A good start is to buy growing varieties from the local garden centre rather than planting ones you buy in the supermarket.

These tend to be less disease resistant and their DNA is more suited to being grown abroad so don’t always flourish in our damp soil.

If you plant them around now or within the next few weeks at least, they will thank you for well-drained soil in full sun.

If, like many gardens, you have heavy, claggy soil, then you could create a free-draining site for them by adding sand or gravel underneath them like a miniature allium soakaway.

Both cost just a few quid a bag at most DIY stores.

Because they are a member of the onion family it means you can’t grow them in the same place as onions for two years.

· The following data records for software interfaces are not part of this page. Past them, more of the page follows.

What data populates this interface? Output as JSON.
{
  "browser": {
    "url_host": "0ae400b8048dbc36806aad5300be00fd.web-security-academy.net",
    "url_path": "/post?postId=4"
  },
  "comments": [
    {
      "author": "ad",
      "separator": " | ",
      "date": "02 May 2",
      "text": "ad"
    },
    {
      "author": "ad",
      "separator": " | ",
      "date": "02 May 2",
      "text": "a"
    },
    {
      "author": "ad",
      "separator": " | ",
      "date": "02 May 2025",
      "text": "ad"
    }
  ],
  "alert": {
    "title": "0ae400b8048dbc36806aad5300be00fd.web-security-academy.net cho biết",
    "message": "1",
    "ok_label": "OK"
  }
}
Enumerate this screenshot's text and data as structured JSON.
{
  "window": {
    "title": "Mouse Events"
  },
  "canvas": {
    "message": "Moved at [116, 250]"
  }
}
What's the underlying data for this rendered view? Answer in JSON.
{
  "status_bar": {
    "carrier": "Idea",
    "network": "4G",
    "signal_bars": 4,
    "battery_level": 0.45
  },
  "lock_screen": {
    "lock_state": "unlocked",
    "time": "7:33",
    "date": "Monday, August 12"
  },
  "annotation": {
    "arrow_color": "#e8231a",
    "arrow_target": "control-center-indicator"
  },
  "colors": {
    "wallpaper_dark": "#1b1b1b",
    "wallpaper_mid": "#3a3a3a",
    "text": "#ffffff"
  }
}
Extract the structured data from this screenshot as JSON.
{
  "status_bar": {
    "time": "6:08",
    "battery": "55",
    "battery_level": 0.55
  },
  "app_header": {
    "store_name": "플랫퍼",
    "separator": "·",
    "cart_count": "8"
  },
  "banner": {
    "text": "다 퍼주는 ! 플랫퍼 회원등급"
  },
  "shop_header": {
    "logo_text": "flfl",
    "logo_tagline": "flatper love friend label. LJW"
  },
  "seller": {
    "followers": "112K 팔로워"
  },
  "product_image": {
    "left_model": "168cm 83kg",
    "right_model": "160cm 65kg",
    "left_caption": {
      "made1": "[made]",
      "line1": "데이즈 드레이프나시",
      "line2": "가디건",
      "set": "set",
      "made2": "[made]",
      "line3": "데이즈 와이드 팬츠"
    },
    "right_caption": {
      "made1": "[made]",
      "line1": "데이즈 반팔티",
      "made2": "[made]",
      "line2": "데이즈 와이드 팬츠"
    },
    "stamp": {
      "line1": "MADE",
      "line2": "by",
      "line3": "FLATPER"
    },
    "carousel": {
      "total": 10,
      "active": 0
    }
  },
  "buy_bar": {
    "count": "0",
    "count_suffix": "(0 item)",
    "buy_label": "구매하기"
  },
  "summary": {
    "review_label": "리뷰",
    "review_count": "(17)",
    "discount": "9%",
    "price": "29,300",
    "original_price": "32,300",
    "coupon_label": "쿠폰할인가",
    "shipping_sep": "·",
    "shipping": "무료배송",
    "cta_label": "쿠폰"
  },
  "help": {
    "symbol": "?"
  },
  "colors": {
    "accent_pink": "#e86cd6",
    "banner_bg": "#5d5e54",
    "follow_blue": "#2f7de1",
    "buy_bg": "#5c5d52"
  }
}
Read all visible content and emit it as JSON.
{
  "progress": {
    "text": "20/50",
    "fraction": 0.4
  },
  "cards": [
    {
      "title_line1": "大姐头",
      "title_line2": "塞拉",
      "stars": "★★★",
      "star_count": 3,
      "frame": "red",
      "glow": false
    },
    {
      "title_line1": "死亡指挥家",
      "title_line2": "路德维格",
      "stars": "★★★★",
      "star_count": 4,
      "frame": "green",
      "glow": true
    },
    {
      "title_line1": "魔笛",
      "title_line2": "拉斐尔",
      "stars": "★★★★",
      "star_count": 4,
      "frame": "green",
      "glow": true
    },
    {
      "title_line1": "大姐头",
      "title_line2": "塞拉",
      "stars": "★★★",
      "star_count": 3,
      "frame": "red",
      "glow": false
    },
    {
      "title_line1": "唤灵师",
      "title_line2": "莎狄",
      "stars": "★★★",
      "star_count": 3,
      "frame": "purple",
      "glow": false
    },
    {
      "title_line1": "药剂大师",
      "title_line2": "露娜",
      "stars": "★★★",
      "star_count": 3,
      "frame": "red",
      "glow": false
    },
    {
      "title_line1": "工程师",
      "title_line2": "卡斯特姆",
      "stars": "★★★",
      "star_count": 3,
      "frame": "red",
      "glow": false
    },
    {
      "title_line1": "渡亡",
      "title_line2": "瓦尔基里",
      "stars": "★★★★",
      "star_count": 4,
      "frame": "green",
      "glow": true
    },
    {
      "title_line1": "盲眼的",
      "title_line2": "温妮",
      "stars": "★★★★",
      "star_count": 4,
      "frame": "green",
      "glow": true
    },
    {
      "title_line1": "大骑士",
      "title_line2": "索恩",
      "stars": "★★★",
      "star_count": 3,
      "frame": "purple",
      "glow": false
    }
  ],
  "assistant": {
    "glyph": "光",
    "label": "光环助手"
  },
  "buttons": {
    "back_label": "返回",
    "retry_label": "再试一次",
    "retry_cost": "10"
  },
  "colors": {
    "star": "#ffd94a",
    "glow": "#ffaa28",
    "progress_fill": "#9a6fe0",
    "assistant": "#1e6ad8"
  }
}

Plant them with the pointy end facing upwards, a hand span apart.

You want the clove barely underneath the soil, but hidden. You don’t want any birds trying their luck at pulling them up before they've had time to set root.

I know a local blackbird that can, not very surprisingly, almost sniff them out.

The reason now is the optimum time for planting garlic is that they love a short period of cold weather to get them off to a good start and separate the cloves and for the bulb to form correctly.

I admire any plant that not only makes it through winter, but especially one that flourishes in the tundra and ice. Garlic styles out the winter like no other plant I know.

They can be left alone until July next year and they will be fine.

If you wanted to pamper them you could mix a little potash in the soil when you plant them and make sure they have regular water but they really don’t seem to mind a drought either.   

They will let you know when they are ready to harvest as the tops will die down and the bulbs will be visible above ground.

Pull them up and let them dry out in the sun for a few days before showing off and tying them in a plait and hanging them somewhere cool and dry where they'll last for four to five months in the right conditions.

You should be left with enough garlic to reserve yourself plenty of space on the bus for the next few months at least.